**Task prompt**
Give back every entry exactly as it is written, but not the pictures.

# # #

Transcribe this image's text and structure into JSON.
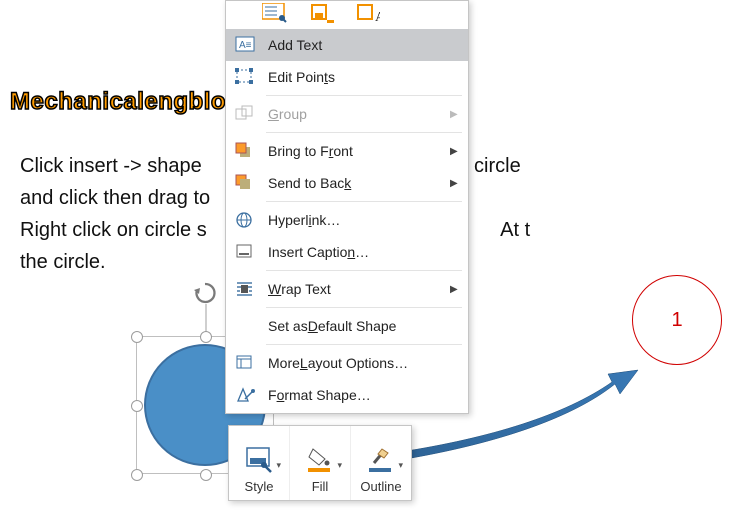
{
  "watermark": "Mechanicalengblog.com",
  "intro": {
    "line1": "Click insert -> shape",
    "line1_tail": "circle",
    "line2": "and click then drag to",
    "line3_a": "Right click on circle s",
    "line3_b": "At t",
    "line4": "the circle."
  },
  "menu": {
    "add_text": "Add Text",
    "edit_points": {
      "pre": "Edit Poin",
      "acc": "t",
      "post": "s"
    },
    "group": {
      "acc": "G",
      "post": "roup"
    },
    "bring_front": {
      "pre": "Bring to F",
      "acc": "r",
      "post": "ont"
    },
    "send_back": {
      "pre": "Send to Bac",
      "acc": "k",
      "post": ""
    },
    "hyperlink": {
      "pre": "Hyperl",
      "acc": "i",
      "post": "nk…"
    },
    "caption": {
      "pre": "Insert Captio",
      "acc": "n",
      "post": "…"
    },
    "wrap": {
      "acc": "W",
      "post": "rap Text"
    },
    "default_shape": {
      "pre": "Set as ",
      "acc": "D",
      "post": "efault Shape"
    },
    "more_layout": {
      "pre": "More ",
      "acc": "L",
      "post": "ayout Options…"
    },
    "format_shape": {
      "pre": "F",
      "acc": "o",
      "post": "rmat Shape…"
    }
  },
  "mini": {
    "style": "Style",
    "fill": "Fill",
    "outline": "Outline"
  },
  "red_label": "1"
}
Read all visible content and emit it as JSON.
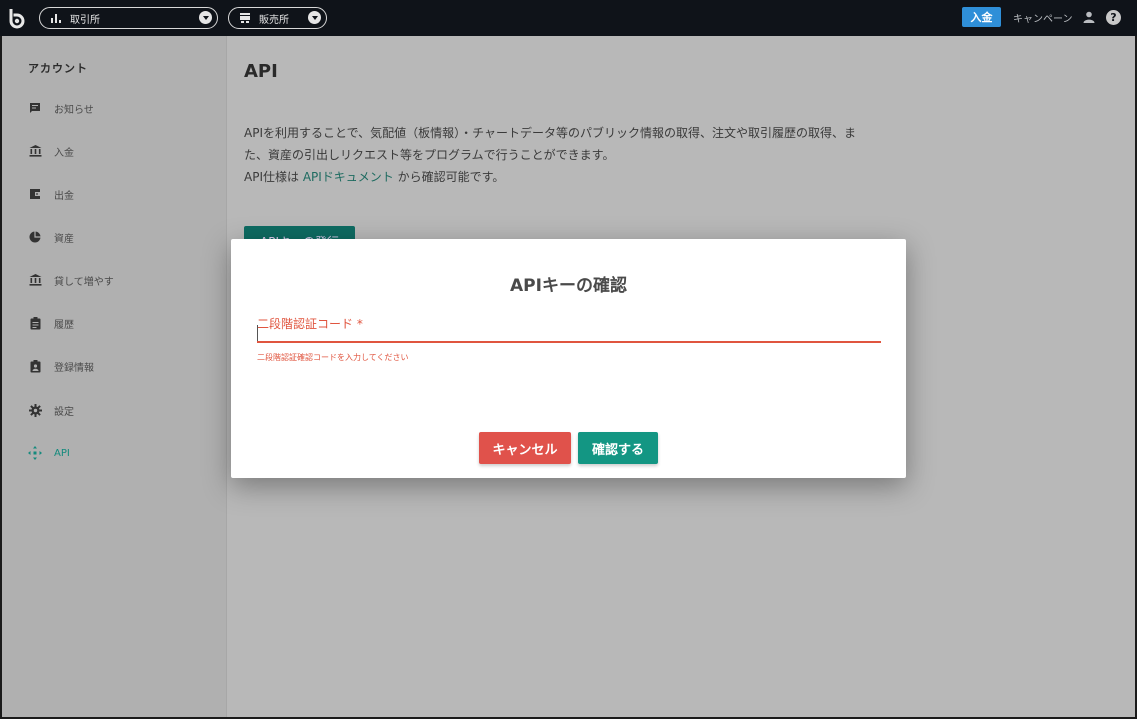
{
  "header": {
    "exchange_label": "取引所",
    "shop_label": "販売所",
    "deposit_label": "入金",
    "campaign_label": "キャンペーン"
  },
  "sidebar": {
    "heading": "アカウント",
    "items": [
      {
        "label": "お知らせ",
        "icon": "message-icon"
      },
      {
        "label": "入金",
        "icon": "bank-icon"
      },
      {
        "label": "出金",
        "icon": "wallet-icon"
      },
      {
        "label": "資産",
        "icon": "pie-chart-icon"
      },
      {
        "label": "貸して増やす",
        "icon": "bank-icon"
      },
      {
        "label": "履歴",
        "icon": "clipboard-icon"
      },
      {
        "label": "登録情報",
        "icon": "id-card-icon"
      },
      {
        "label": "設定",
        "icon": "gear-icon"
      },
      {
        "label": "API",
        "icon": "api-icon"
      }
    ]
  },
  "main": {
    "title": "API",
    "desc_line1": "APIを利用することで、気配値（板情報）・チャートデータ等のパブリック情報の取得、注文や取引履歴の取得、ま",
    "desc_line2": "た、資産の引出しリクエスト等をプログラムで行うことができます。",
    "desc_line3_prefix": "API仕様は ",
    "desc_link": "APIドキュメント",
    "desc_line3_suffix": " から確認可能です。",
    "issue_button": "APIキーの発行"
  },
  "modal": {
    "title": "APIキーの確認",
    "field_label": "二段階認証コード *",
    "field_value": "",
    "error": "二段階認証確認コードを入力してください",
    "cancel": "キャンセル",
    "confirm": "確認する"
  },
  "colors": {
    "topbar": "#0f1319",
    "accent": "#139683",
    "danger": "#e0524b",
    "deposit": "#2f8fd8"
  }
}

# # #

**Solution below**
Transcribe this image's text and structure into JSON.
{
  "watermark": "Mechanicalengblog.com",
  "intro": {
    "line1": "Click insert -> shape",
    "line1_tail": "circle",
    "line2": "and click then drag to",
    "line3_a": "Right click on circle s",
    "line3_b": "At t",
    "line4": "the circle."
  },
  "menu": {
    "add_text": "Add Text",
    "edit_points": {
      "pre": "Edit Poin",
      "acc": "t",
      "post": "s"
    },
    "group": {
      "acc": "G",
      "post": "roup"
    },
    "bring_front": {
      "pre": "Bring to F",
      "acc": "r",
      "post": "ont"
    },
    "send_back": {
      "pre": "Send to Bac",
      "acc": "k",
      "post": ""
    },
    "hyperlink": {
      "pre": "Hyperl",
      "acc": "i",
      "post": "nk…"
    },
    "caption": {
      "pre": "Insert Captio",
      "acc": "n",
      "post": "…"
    },
    "wrap": {
      "acc": "W",
      "post": "rap Text"
    },
    "default_shape": {
      "pre": "Set as ",
      "acc": "D",
      "post": "efault Shape"
    },
    "more_layout": {
      "pre": "More ",
      "acc": "L",
      "post": "ayout Options…"
    },
    "format_shape": {
      "pre": "F",
      "acc": "o",
      "post": "rmat Shape…"
    }
  },
  "mini": {
    "style": "Style",
    "fill": "Fill",
    "outline": "Outline"
  },
  "red_label": "1"
}
Read all visible content and emit it as JSON.
{
  "header": {
    "exchange_label": "取引所",
    "shop_label": "販売所",
    "deposit_label": "入金",
    "campaign_label": "キャンペーン"
  },
  "sidebar": {
    "heading": "アカウント",
    "items": [
      {
        "label": "お知らせ",
        "icon": "message-icon"
      },
      {
        "label": "入金",
        "icon": "bank-icon"
      },
      {
        "label": "出金",
        "icon": "wallet-icon"
      },
      {
        "label": "資産",
        "icon": "pie-chart-icon"
      },
      {
        "label": "貸して増やす",
        "icon": "bank-icon"
      },
      {
        "label": "履歴",
        "icon": "clipboard-icon"
      },
      {
        "label": "登録情報",
        "icon": "id-card-icon"
      },
      {
        "label": "設定",
        "icon": "gear-icon"
      },
      {
        "label": "API",
        "icon": "api-icon"
      }
    ]
  },
  "main": {
    "title": "API",
    "desc_line1": "APIを利用することで、気配値（板情報）・チャートデータ等のパブリック情報の取得、注文や取引履歴の取得、ま",
    "desc_line2": "た、資産の引出しリクエスト等をプログラムで行うことができます。",
    "desc_line3_prefix": "API仕様は ",
    "desc_link": "APIドキュメント",
    "desc_line3_suffix": " から確認可能です。",
    "issue_button": "APIキーの発行"
  },
  "modal": {
    "title": "APIキーの確認",
    "field_label": "二段階認証コード *",
    "field_value": "",
    "error": "二段階認証確認コードを入力してください",
    "cancel": "キャンセル",
    "confirm": "確認する"
  },
  "colors": {
    "topbar": "#0f1319",
    "accent": "#139683",
    "danger": "#e0524b",
    "deposit": "#2f8fd8"
  }
}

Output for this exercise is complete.